However, such lead supervisory authority cannot be the sole enforcer of the GDPR in cross-border cases, and ought to closely cooperate with other relevant supervisory authorities. The lead supervisory authority may not ignore the views of the other supervisory authorities, and any relevant and reasoned objection made by one of the other supervisory authorities has the effect of blocking, at least temporarily, the adoption of a draft decision by the lead supervisory authority.

Moreover, the Advocate-General did not exclude the possibility of other national supervisory authorities commencing proceedings in their respective Member States, if the GDPR expressly allows them to do so, for example, where national supervisory authorities: 

  • act outside the material scope of the GDPR; 
  • investigate into cross-border data processing carried out by public authorities, in the public interest, in the exercise of official authority or by controllers not established in the Union; 
  • adopt urgent measures; or 
  • intervene following the lead supervisory authority having decided not to handle a case.

In its decision of 15 June 2021, the Court of Justice considers that the GDPR authorises, under certain conditions, a non-lead supervisory authority of a Member State to exercise its power to bring any alleged infringement of the GDPR before a court of that State and to initiate or engage in legal proceedings in relation to an instance of cross-border data processing.

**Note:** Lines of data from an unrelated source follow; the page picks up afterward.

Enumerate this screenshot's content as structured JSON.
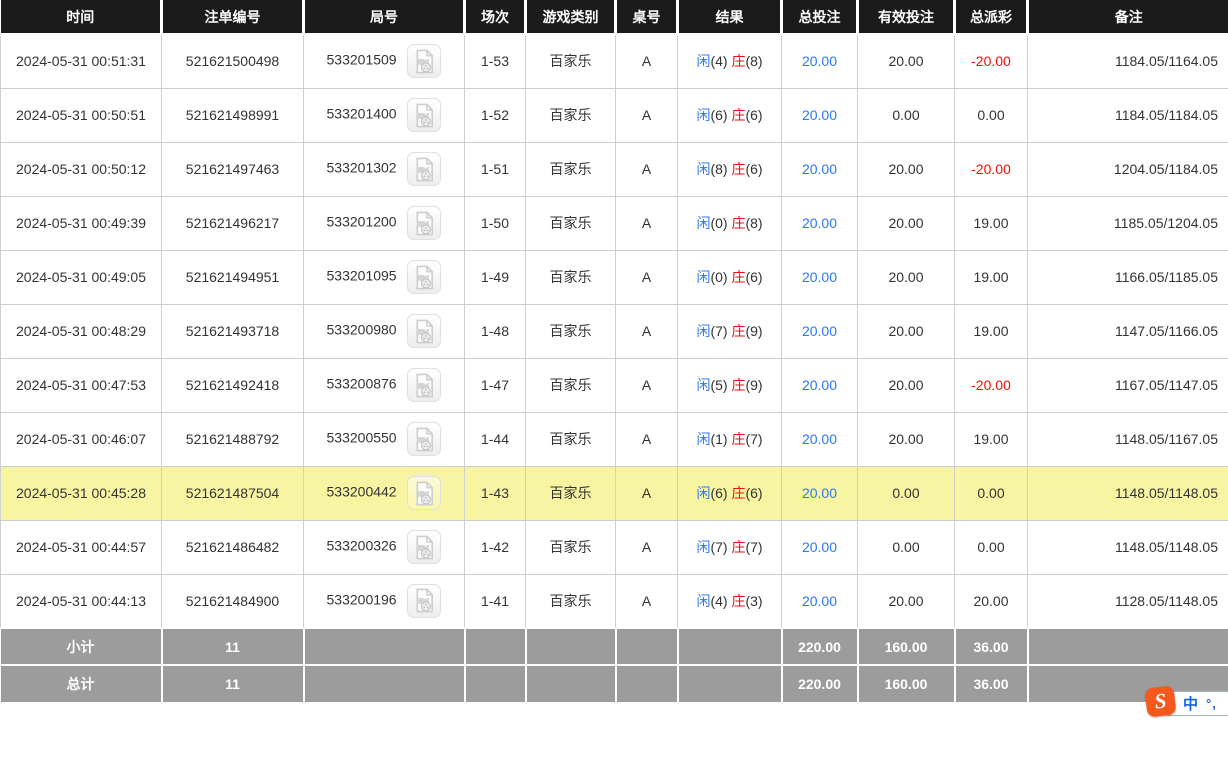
{
  "table": {
    "columns": [
      {
        "key": "time",
        "label": "时间"
      },
      {
        "key": "bet_id",
        "label": "注单编号"
      },
      {
        "key": "round",
        "label": "局号"
      },
      {
        "key": "session",
        "label": "场次"
      },
      {
        "key": "game_type",
        "label": "游戏类别"
      },
      {
        "key": "table_no",
        "label": "桌号"
      },
      {
        "key": "result",
        "label": "结果"
      },
      {
        "key": "total_bet",
        "label": "总投注"
      },
      {
        "key": "valid_bet",
        "label": "有效投注"
      },
      {
        "key": "payout",
        "label": "总派彩"
      },
      {
        "key": "remark",
        "label": "备注"
      }
    ],
    "result_labels": {
      "player": "闲",
      "banker": "庄"
    },
    "rows": [
      {
        "time": "2024-05-31 00:51:31",
        "bet_id": "521621500498",
        "round": "533201509",
        "session": "1-53",
        "game_type": "百家乐",
        "table_no": "A",
        "player": "4",
        "banker": "8",
        "total_bet": "20.00",
        "valid_bet": "20.00",
        "payout": "-20.00",
        "remark": "1184.05/1164.05",
        "highlighted": false
      },
      {
        "time": "2024-05-31 00:50:51",
        "bet_id": "521621498991",
        "round": "533201400",
        "session": "1-52",
        "game_type": "百家乐",
        "table_no": "A",
        "player": "6",
        "banker": "6",
        "total_bet": "20.00",
        "valid_bet": "0.00",
        "payout": "0.00",
        "remark": "1184.05/1184.05",
        "highlighted": false
      },
      {
        "time": "2024-05-31 00:50:12",
        "bet_id": "521621497463",
        "round": "533201302",
        "session": "1-51",
        "game_type": "百家乐",
        "table_no": "A",
        "player": "8",
        "banker": "6",
        "total_bet": "20.00",
        "valid_bet": "20.00",
        "payout": "-20.00",
        "remark": "1204.05/1184.05",
        "highlighted": false
      },
      {
        "time": "2024-05-31 00:49:39",
        "bet_id": "521621496217",
        "round": "533201200",
        "session": "1-50",
        "game_type": "百家乐",
        "table_no": "A",
        "player": "0",
        "banker": "8",
        "total_bet": "20.00",
        "valid_bet": "20.00",
        "payout": "19.00",
        "remark": "1185.05/1204.05",
        "highlighted": false
      },
      {
        "time": "2024-05-31 00:49:05",
        "bet_id": "521621494951",
        "round": "533201095",
        "session": "1-49",
        "game_type": "百家乐",
        "table_no": "A",
        "player": "0",
        "banker": "6",
        "total_bet": "20.00",
        "valid_bet": "20.00",
        "payout": "19.00",
        "remark": "1166.05/1185.05",
        "highlighted": false
      },
      {
        "time": "2024-05-31 00:48:29",
        "bet_id": "521621493718",
        "round": "533200980",
        "session": "1-48",
        "game_type": "百家乐",
        "table_no": "A",
        "player": "7",
        "banker": "9",
        "total_bet": "20.00",
        "valid_bet": "20.00",
        "payout": "19.00",
        "remark": "1147.05/1166.05",
        "highlighted": false
      },
      {
        "time": "2024-05-31 00:47:53",
        "bet_id": "521621492418",
        "round": "533200876",
        "session": "1-47",
        "game_type": "百家乐",
        "table_no": "A",
        "player": "5",
        "banker": "9",
        "total_bet": "20.00",
        "valid_bet": "20.00",
        "payout": "-20.00",
        "remark": "1167.05/1147.05",
        "highlighted": false
      },
      {
        "time": "2024-05-31 00:46:07",
        "bet_id": "521621488792",
        "round": "533200550",
        "session": "1-44",
        "game_type": "百家乐",
        "table_no": "A",
        "player": "1",
        "banker": "7",
        "total_bet": "20.00",
        "valid_bet": "20.00",
        "payout": "19.00",
        "remark": "1148.05/1167.05",
        "highlighted": false
      },
      {
        "time": "2024-05-31 00:45:28",
        "bet_id": "521621487504",
        "round": "533200442",
        "session": "1-43",
        "game_type": "百家乐",
        "table_no": "A",
        "player": "6",
        "banker": "6",
        "total_bet": "20.00",
        "valid_bet": "0.00",
        "payout": "0.00",
        "remark": "1148.05/1148.05",
        "highlighted": true
      },
      {
        "time": "2024-05-31 00:44:57",
        "bet_id": "521621486482",
        "round": "533200326",
        "session": "1-42",
        "game_type": "百家乐",
        "table_no": "A",
        "player": "7",
        "banker": "7",
        "total_bet": "20.00",
        "valid_bet": "0.00",
        "payout": "0.00",
        "remark": "1148.05/1148.05",
        "highlighted": false
      },
      {
        "time": "2024-05-31 00:44:13",
        "bet_id": "521621484900",
        "round": "533200196",
        "session": "1-41",
        "game_type": "百家乐",
        "table_no": "A",
        "player": "4",
        "banker": "3",
        "total_bet": "20.00",
        "valid_bet": "20.00",
        "payout": "20.00",
        "remark": "1128.05/1148.05",
        "highlighted": false
      }
    ],
    "footer": [
      {
        "label": "小计",
        "count": "11",
        "total_bet": "220.00",
        "valid_bet": "160.00",
        "payout": "36.00"
      },
      {
        "label": "总计",
        "count": "11",
        "total_bet": "220.00",
        "valid_bet": "160.00",
        "payout": "36.00"
      }
    ]
  },
  "ime_bar": {
    "logo": "S",
    "mode": "中",
    "punct": "°,"
  },
  "colors": {
    "header_bg": "#1b1b1b",
    "footer_bg": "#9c9c9c",
    "row_highlight": "#f8f5a2",
    "link_blue": "#2d78f5",
    "negative_red": "#f20d0d",
    "border": "#cfcfcf",
    "ime_orange": "#f4581c"
  }
}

Firstly, the Court specifies the conditions governing whether a non-lead supervisory authority must exercise its power to bring any alleged infringement of the GDPR before a court of a Member State and, where necessary, to initiate or engage in legal proceedings in order to ensure the application of the GDPR. 

The GDPR confers on that supervisory authority (i) a competence to adopt a decision finding that that processing infringes the rules laid down by the GDPR and (ii) that power must be exercised with due regard to the cooperation and consistency procedures provided for by the GDPR.

Such exercise has to comply with the rules on the allocation of competences between the lead supervisory authority and the other supervisory authorities and to guarantee data subjects the right to the protection of their personal data and the right to an effective remedy.

Secondly, the Court holds that it is not a prerequisite that the controller has a main establishment or another establishment on the territory of that Member State. However, the exercise of that power must fall within the territorial scope of the GDPR, which presupposes that the controller or the processor with respect to the cross-border processing has an establishment in the European Union.

Thirdly, the Court rules that the power of a non-lead supervisory authority may be exercised both with respect to the main establishment of the controller which is located in that authority’s own Member State and with respect to another establishment of that controller, provided that the object of the legal proceedings is a processing of data carried out in the context of the activities of that establishment and that that authority is competent to exercise that power. The Court adds that the exercise of that power presupposes that the GDPR is applicable.

Finally, the Court recognises the direct effect of the provision of the GDPR under which each Member State is to provide by law that its supervisory authority is to have the power to bring infringements of that regulation to the attention of the judicial authorities and, where appropriate, to initiate or engage otherwise in legal proceedings. Consequently, such an authority may rely on that provision in order to bring or continue a legal action against private parties, even where it has not been specifically implemented in the legislation of the Member State concerned.

Will this lead to more actions initiated by non-lead supervisory authorities ? What will be the impact on the one-stop-shop mechanism? It is too early to predict, but what is sure is that the Brussels Court of Appeal will be competent to deal with the appeal initiated by Facebook and will pronounce a decision on the merits within the coming months/years. Stay tuned!